This work addresses target localization problem in precarious surroundings where possibly no links are line of sight. It exploits the known architecture of available reference points to act as an irregular antenna array in order to estimate the azimuth angle between a reference point and a target, based on distance estimates withdrawn from integrated received signal strength (RSS) and time of arrival (TOA) observations. These fictitious azimuth angle observations are then used to linearize the measurement models, which triggers effortless derivation of a new estimator in a closed-form. It is shown here that, by using fixed network geometry in which target orientation with respect to a line formed by a pair of anchors can be correctly estimated, the localization performance can be significantly enhanced. The new approach is validated through computer simulations, which corroborate our intuition of profiting from inherent information within a network.
- Azimuth angle
- Non-line-of-sight (NLOS)

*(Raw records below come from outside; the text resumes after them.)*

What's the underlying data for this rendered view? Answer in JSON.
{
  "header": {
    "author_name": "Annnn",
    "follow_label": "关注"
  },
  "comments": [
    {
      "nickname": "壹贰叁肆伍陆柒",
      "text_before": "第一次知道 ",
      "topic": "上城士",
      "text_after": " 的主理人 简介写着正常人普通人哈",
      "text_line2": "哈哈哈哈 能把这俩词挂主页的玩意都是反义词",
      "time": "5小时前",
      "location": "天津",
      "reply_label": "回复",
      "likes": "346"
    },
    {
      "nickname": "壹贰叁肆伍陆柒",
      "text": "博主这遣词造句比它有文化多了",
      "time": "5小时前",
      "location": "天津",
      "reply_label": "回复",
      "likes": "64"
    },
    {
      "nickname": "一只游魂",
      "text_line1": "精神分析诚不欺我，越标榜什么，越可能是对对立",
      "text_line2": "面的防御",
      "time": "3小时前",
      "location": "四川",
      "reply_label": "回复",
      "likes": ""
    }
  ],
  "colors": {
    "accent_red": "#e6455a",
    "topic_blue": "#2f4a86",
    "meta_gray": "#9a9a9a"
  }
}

- Received signal strength (RSS)
- Time of arrival (TOA)
- Weighted least squares (WLS)